* _WHAT IS BEING ASKED_: Show every line below where "text" can be found.

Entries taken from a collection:
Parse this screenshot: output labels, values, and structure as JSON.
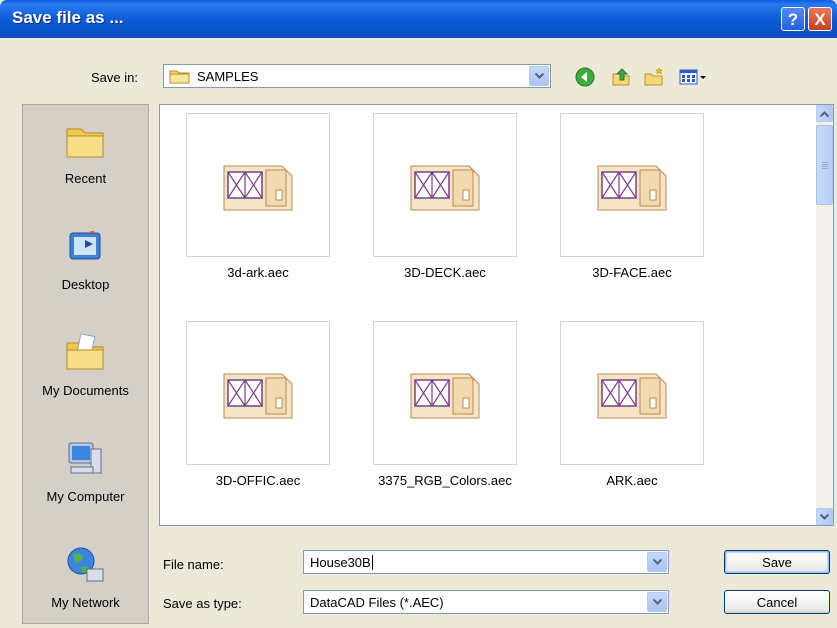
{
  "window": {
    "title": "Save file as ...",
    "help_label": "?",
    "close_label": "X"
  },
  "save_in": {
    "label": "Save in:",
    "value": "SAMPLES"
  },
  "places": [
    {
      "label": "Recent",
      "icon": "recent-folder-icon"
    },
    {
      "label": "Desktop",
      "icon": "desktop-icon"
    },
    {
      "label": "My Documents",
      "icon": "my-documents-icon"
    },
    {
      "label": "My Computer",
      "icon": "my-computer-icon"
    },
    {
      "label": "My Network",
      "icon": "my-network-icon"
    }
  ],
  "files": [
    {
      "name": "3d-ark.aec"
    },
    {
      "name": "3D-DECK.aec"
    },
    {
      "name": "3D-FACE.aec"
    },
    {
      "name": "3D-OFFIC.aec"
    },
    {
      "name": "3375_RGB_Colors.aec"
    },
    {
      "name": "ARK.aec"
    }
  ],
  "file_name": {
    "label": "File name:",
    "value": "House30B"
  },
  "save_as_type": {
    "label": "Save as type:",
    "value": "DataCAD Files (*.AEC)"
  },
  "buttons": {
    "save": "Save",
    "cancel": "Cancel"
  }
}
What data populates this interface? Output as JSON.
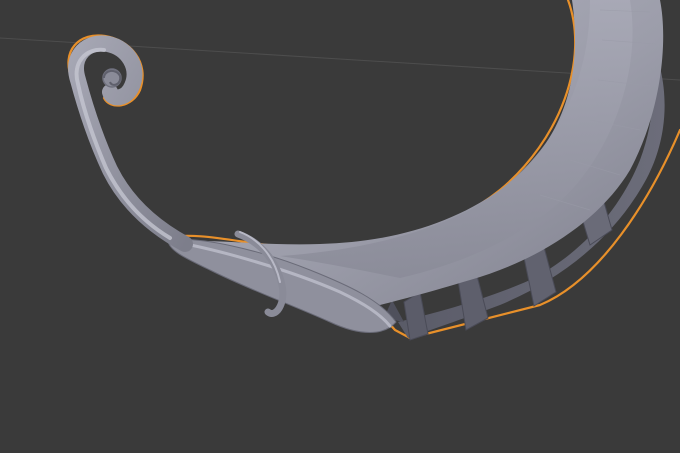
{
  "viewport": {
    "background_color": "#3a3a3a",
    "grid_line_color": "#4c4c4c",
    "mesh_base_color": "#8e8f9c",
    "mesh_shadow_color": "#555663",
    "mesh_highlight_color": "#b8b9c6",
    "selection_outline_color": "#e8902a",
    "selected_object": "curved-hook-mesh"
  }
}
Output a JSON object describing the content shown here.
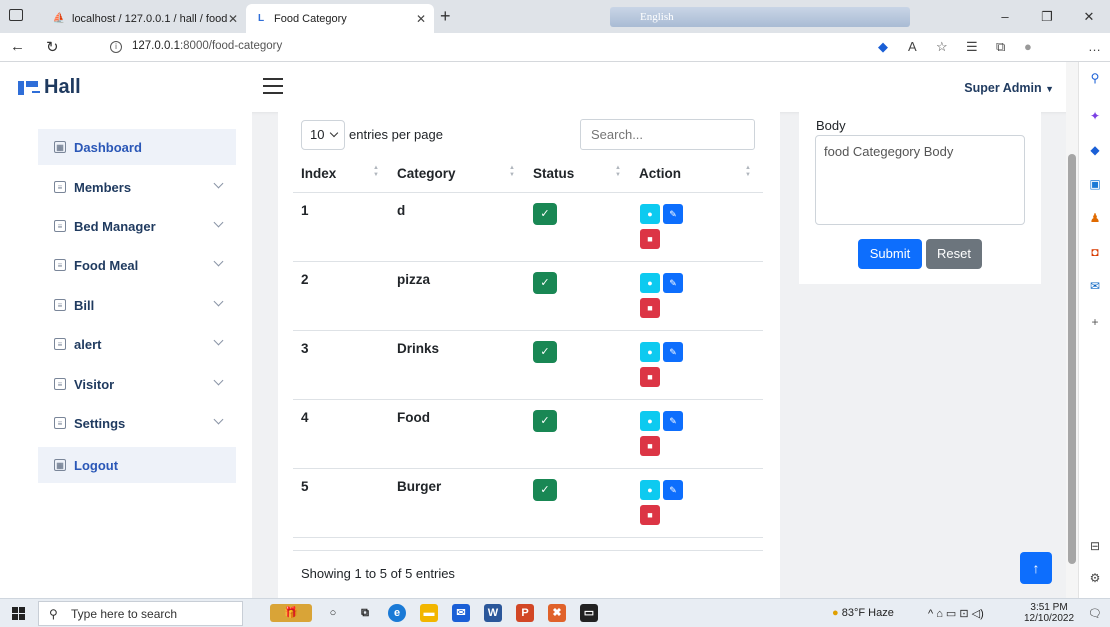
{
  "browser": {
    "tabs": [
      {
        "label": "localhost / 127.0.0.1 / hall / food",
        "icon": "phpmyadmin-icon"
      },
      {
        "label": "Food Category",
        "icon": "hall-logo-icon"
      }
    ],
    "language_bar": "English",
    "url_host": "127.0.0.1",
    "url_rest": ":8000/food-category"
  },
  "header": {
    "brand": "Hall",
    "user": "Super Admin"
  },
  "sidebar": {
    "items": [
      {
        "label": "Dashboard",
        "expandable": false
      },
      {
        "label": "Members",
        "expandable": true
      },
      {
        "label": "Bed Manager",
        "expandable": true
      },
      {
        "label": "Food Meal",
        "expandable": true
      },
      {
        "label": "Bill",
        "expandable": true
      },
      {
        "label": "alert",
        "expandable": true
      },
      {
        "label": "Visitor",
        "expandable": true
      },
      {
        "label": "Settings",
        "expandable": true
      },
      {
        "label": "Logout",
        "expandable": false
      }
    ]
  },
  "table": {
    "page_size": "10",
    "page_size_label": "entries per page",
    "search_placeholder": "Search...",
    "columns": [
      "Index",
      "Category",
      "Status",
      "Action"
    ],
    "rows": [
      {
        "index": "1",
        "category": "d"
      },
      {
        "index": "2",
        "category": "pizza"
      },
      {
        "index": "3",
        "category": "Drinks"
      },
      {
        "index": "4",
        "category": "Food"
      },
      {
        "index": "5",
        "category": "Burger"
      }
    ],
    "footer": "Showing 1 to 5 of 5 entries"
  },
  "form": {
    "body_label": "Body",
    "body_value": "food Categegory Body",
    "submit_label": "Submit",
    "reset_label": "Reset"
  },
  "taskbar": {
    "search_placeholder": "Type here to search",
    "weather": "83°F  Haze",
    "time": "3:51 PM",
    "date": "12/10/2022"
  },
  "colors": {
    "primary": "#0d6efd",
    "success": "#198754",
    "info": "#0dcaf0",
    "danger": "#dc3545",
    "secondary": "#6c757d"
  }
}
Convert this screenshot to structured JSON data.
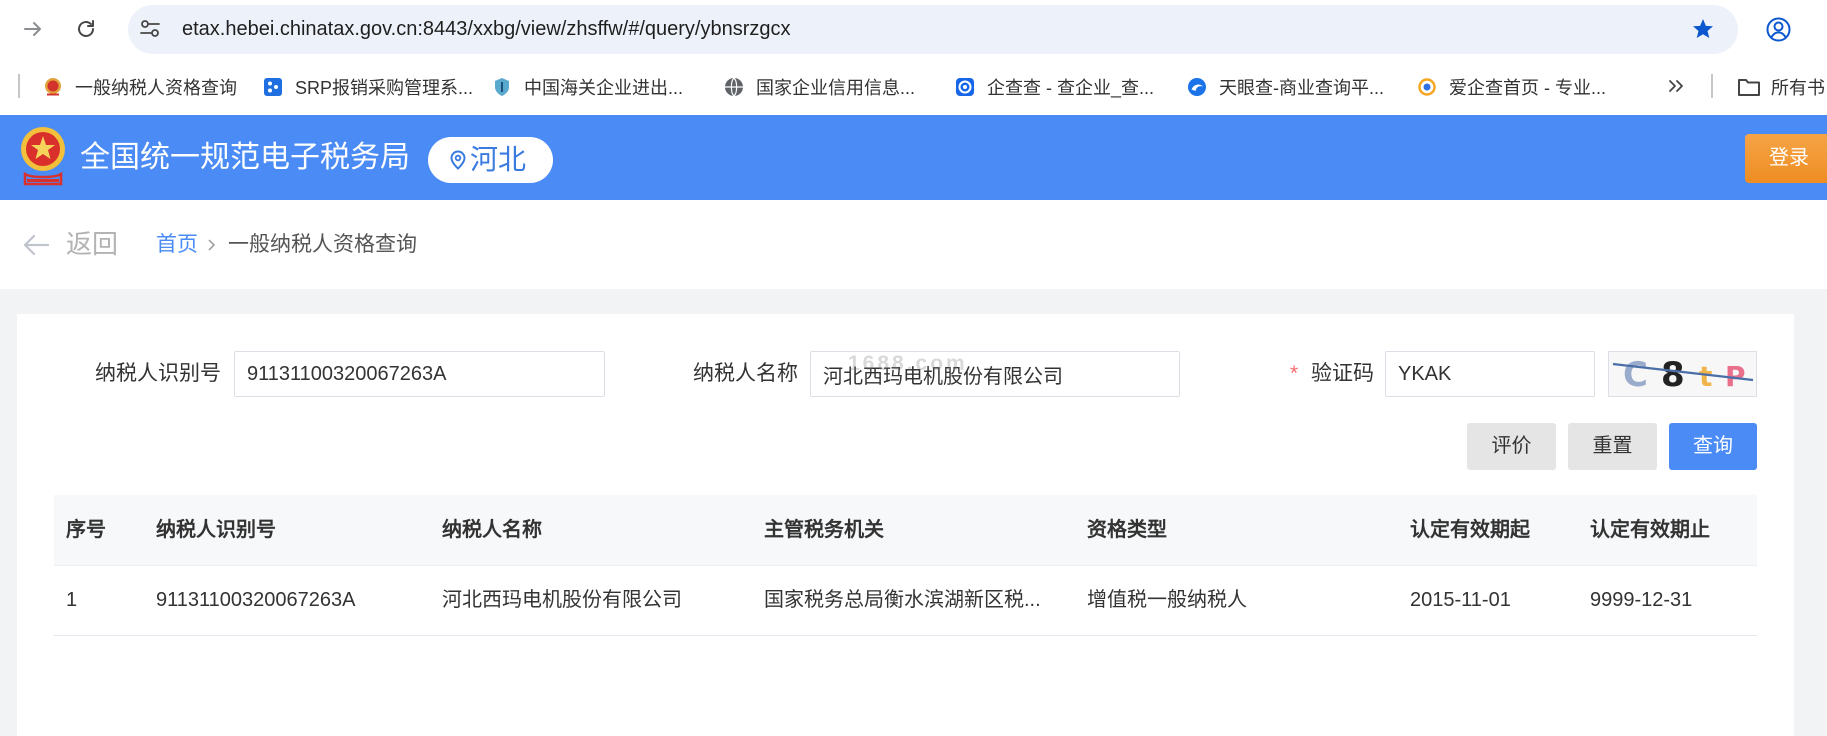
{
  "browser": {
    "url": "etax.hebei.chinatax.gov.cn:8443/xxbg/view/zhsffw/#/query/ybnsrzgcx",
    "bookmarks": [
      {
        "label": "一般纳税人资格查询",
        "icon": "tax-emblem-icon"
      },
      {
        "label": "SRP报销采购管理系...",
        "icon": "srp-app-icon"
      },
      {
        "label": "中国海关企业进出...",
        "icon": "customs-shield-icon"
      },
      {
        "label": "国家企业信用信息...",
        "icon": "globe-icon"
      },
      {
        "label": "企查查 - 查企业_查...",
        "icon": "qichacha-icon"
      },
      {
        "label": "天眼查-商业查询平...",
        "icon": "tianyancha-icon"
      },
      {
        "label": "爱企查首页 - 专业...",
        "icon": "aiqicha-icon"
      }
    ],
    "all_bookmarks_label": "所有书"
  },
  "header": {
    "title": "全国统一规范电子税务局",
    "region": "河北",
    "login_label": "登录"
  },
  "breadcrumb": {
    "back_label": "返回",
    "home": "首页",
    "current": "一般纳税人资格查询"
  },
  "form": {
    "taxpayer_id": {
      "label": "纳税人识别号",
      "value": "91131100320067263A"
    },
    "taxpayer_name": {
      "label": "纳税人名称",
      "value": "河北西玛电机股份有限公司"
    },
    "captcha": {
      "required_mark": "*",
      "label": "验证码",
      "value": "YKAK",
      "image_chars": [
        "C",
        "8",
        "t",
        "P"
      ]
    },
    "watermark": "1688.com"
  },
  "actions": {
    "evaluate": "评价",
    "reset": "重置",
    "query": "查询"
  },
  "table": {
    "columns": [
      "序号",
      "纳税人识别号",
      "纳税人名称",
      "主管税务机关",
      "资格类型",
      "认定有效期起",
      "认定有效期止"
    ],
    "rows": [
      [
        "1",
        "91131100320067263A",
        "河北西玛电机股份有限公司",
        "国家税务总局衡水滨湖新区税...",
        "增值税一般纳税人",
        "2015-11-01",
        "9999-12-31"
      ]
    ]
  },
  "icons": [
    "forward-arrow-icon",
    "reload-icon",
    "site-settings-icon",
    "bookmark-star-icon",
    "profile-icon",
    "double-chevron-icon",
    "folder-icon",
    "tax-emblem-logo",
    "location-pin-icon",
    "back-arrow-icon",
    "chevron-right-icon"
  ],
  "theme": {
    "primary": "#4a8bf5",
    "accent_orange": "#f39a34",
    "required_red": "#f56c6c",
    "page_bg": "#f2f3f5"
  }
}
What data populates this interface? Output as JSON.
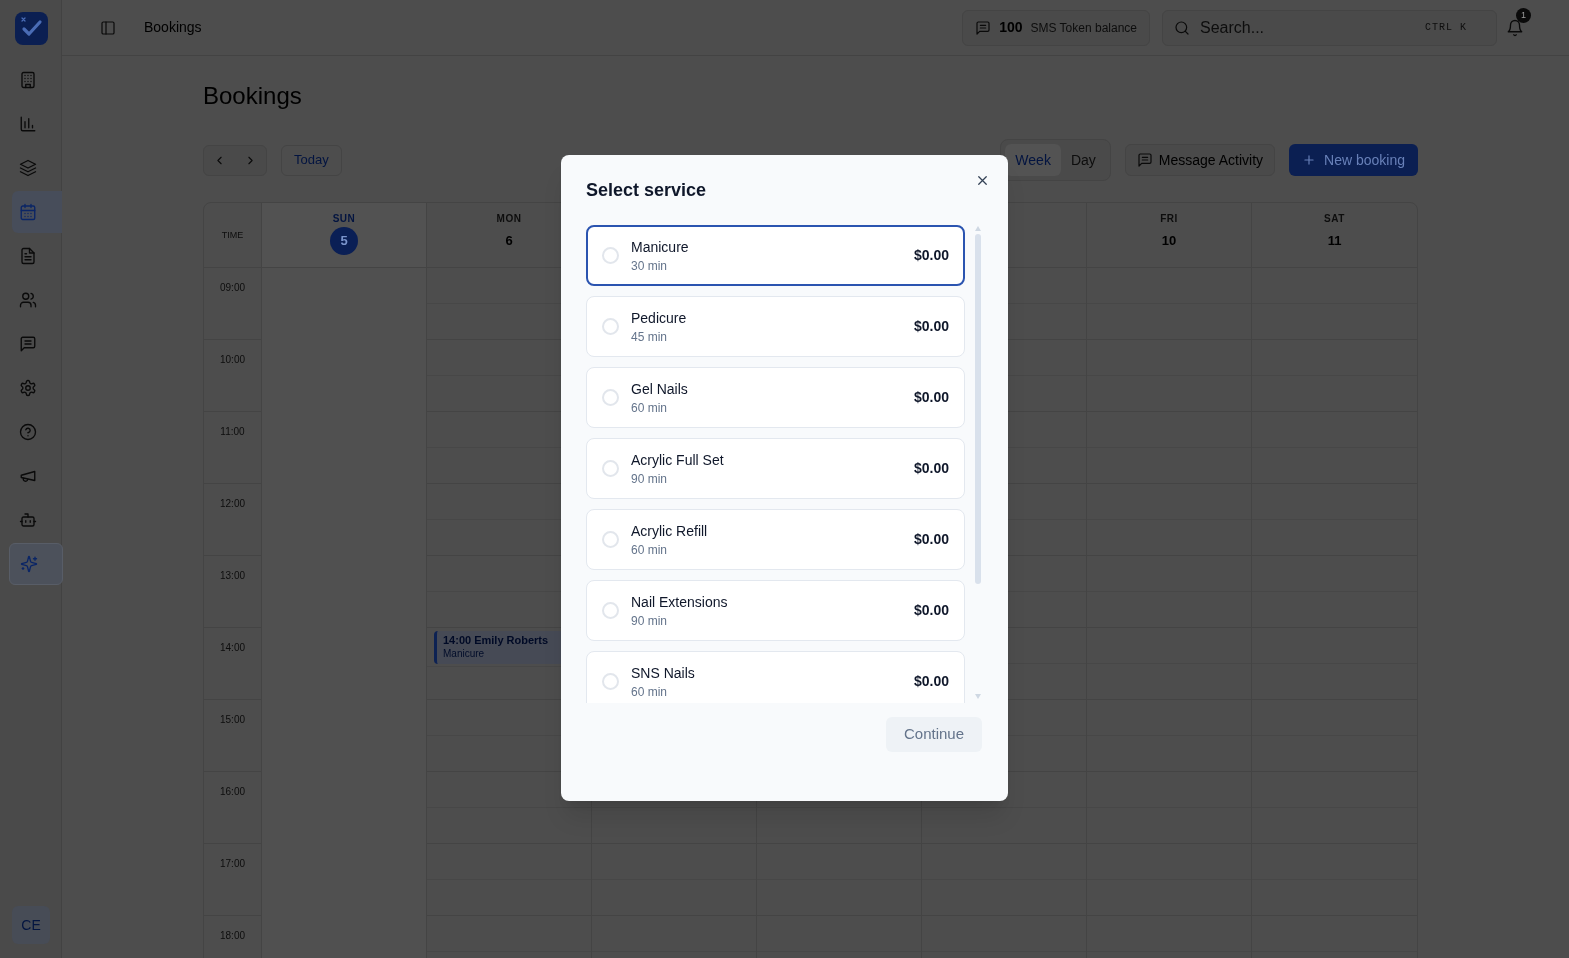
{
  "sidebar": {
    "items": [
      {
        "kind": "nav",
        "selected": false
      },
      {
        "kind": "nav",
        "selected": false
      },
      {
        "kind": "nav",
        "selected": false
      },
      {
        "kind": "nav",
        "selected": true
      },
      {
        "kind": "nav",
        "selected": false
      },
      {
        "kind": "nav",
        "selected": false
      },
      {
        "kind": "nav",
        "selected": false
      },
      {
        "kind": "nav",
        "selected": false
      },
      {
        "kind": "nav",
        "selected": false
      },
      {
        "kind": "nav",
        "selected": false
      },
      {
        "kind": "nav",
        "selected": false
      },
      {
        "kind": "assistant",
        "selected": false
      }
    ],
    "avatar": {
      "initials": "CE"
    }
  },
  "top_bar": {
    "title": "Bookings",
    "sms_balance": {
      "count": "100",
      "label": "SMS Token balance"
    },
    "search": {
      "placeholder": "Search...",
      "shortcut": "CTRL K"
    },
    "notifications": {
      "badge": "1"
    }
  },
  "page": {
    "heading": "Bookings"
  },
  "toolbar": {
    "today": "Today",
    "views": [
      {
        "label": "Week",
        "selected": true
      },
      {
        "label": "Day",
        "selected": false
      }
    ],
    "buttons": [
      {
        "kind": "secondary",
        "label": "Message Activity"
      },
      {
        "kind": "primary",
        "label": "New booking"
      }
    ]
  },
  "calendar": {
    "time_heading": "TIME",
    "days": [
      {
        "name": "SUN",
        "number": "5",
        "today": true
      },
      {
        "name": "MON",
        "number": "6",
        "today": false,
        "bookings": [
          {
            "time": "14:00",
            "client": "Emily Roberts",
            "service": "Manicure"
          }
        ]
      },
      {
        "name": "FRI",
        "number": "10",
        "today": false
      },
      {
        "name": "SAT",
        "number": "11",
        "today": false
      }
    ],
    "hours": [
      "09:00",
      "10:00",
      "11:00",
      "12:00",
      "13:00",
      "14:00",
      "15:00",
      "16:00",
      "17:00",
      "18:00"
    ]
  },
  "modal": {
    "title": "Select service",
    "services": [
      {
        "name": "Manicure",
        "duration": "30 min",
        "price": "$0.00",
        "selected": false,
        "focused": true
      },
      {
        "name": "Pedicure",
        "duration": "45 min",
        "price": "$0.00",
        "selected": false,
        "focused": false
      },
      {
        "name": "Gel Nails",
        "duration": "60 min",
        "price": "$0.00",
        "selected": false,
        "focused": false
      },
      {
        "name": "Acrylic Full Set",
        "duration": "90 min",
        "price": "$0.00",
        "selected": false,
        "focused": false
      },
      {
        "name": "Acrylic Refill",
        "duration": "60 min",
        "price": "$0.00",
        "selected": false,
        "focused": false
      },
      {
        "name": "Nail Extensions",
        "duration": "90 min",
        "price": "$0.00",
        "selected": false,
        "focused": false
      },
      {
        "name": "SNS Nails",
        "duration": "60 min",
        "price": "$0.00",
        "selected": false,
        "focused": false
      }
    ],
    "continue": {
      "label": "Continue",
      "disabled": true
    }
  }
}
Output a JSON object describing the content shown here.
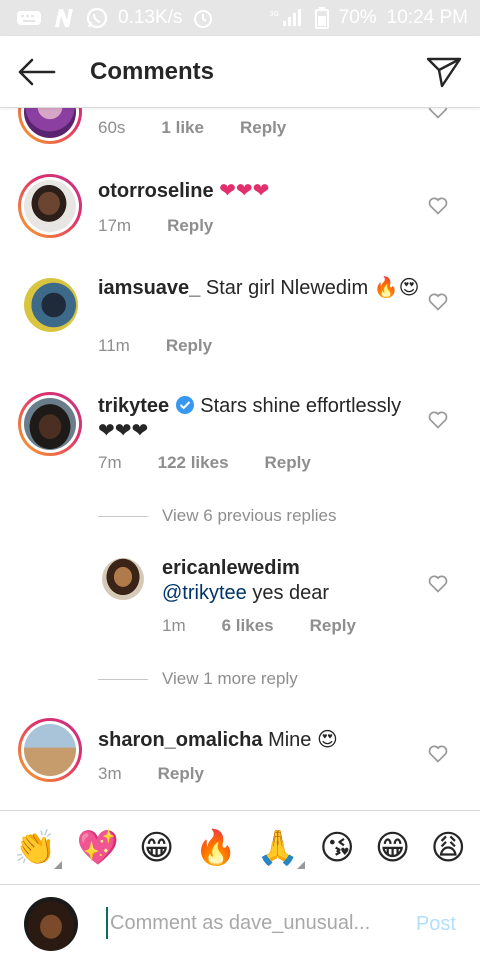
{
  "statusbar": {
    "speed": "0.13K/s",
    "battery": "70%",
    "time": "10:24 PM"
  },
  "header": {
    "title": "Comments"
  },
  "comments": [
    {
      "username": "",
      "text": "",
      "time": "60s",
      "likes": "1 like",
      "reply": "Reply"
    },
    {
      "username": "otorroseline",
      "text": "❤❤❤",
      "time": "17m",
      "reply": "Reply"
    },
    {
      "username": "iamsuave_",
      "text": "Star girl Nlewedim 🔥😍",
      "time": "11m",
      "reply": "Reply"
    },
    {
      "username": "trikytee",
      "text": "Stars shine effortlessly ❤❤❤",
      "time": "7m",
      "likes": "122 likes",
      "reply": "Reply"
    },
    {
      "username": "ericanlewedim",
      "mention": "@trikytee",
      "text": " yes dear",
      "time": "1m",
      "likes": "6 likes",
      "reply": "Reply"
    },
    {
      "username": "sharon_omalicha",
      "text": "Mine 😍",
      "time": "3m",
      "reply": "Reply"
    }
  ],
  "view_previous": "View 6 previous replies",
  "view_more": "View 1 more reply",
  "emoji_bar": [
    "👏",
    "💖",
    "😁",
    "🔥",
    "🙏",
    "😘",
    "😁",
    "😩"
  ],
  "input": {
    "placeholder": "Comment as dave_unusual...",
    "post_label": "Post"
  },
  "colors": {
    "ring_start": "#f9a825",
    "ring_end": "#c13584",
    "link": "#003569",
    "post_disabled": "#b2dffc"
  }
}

* _RESPONSE FOR THIS EXERCISE_:
      "text": "",
      "text": "❤❤❤",
      "text": "Star girl Nlewedim 🔥😍",
      "text": "Stars shine effortlessly ❤❤❤",
      "text": " yes dear",
      "text": "Mine 😍",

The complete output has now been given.